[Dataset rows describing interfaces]
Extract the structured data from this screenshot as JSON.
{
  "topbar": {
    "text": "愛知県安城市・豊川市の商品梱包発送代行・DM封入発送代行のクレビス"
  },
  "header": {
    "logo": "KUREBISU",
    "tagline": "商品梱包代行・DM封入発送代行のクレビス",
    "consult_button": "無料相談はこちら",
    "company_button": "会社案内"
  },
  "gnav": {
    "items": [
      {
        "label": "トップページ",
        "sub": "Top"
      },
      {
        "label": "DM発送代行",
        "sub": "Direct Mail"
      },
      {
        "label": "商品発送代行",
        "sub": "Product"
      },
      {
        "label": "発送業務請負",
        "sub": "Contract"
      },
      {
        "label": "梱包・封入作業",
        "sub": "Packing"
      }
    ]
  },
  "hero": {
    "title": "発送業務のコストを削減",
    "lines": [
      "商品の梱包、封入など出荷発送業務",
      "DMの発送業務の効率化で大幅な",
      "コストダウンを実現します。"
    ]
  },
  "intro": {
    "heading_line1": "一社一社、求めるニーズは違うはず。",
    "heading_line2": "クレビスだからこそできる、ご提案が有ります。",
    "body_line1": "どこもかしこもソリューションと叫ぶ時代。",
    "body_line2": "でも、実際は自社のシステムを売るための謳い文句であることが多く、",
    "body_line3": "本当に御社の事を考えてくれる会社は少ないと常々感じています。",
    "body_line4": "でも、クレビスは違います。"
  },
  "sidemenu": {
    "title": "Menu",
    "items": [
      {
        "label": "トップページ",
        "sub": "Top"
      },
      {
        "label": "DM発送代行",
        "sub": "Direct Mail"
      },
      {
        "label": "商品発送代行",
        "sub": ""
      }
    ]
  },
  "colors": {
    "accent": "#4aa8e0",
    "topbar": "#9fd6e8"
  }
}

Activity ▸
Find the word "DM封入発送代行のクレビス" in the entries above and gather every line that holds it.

Solution ▸
    "text": "愛知県安城市・豊川市の商品梱包発送代行・DM封入発送代行のクレビス"
    "tagline": "商品梱包代行・DM封入発送代行のクレビス",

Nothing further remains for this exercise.